--- START ---

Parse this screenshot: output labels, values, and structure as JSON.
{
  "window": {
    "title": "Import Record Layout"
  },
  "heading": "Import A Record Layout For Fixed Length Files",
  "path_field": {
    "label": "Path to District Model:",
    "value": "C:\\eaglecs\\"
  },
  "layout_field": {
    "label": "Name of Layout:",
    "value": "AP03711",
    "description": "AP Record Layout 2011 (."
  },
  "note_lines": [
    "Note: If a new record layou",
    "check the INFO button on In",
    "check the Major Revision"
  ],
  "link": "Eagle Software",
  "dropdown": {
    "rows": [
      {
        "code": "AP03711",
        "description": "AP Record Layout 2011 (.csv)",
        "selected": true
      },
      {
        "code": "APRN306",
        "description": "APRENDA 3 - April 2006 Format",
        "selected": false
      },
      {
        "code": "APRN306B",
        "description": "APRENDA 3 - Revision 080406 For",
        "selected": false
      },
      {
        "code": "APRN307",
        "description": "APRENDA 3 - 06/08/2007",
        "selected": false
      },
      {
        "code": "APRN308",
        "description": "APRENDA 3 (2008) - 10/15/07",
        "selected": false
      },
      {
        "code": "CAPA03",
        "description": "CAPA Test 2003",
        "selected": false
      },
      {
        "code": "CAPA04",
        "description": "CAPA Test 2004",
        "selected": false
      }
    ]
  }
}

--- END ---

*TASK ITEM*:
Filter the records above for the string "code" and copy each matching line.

*YOUR RESPONSE*:
        "code": "AP03711",
        "code": "APRN306",
        "code": "APRN306B",
        "code": "APRN307",
        "code": "APRN308",
        "code": "CAPA03",
        "code": "CAPA04",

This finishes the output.